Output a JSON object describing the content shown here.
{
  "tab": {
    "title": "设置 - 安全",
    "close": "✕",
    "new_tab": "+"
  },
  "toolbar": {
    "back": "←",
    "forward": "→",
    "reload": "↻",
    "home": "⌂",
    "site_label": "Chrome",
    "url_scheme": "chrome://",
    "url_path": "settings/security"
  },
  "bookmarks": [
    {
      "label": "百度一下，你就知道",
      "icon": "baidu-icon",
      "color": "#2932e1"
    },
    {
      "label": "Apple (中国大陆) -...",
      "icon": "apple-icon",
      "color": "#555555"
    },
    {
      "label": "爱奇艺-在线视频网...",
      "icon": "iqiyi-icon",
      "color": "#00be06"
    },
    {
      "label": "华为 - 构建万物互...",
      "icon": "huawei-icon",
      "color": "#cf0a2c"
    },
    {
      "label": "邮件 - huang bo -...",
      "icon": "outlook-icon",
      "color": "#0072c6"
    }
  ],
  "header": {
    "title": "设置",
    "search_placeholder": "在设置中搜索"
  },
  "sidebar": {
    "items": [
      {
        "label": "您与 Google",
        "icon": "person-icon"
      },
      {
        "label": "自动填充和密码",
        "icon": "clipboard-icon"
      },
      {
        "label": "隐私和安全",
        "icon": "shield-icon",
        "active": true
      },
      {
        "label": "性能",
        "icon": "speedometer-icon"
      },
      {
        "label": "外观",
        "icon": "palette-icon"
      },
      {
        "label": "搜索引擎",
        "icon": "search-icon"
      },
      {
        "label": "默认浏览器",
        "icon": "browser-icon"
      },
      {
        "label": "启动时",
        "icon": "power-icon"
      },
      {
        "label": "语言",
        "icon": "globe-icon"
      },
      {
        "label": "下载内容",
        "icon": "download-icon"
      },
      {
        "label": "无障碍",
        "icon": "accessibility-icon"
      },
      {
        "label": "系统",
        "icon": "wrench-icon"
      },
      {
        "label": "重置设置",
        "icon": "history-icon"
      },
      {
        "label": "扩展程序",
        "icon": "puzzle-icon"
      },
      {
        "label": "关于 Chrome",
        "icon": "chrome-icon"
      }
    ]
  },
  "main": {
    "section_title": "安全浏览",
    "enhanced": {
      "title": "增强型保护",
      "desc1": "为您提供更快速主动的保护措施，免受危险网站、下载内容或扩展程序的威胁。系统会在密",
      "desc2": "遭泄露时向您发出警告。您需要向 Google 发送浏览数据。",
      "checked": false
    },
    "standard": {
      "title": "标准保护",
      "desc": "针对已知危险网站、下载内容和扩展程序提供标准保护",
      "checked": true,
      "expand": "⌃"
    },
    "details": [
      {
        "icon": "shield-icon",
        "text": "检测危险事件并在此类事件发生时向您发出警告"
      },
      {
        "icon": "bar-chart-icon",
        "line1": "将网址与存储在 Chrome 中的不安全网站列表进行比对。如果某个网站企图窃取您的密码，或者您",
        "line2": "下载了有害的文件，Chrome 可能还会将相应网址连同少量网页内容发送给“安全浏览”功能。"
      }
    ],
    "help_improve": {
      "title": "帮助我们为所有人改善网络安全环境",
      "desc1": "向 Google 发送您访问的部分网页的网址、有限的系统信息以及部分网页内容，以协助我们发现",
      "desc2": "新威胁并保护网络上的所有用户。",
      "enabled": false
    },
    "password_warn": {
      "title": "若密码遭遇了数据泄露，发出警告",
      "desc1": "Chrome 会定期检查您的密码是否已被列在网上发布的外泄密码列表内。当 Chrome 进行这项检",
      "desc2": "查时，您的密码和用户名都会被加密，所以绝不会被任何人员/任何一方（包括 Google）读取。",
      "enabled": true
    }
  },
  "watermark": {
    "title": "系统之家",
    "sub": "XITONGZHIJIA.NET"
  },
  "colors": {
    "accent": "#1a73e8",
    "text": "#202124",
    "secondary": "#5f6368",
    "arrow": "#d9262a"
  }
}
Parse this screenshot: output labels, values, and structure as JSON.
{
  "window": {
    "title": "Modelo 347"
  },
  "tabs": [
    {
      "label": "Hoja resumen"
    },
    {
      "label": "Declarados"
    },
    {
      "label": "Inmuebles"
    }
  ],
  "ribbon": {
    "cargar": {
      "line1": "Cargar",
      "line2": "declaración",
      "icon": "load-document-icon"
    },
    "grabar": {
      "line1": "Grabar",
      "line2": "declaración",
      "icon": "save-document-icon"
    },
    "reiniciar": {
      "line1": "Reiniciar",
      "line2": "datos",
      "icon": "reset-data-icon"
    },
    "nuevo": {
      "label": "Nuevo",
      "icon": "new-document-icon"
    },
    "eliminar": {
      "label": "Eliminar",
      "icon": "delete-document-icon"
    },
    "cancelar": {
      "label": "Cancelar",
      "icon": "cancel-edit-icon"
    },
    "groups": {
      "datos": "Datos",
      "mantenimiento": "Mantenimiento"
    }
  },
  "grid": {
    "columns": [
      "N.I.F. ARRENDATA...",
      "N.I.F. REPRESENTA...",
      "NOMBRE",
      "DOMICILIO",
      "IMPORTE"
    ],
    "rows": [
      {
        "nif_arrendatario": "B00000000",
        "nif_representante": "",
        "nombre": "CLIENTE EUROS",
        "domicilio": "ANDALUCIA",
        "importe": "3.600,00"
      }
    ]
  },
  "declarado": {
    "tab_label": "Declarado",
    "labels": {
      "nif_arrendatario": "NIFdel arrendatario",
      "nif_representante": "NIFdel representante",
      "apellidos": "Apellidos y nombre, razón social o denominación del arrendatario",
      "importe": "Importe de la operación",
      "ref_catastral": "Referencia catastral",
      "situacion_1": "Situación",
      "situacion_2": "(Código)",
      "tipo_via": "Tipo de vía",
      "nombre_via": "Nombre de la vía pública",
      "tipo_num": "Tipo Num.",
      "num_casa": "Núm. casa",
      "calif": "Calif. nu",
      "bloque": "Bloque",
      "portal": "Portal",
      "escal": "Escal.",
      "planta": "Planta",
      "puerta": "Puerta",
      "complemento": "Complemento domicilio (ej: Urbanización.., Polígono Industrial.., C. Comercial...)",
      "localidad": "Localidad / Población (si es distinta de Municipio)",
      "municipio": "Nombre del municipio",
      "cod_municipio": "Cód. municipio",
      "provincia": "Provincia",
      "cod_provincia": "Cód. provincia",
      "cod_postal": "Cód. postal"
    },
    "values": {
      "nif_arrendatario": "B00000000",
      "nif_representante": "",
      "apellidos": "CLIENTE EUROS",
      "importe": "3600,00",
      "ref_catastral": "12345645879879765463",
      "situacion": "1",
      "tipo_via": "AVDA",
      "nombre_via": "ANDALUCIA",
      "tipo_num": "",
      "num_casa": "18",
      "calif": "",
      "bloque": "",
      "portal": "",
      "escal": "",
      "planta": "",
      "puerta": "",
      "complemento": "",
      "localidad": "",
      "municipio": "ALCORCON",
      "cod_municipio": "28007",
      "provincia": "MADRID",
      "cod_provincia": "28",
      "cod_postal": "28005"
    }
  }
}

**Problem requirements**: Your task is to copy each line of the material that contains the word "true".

**Task solution**:
        "active": true
      "checked": true,
      "enabled": true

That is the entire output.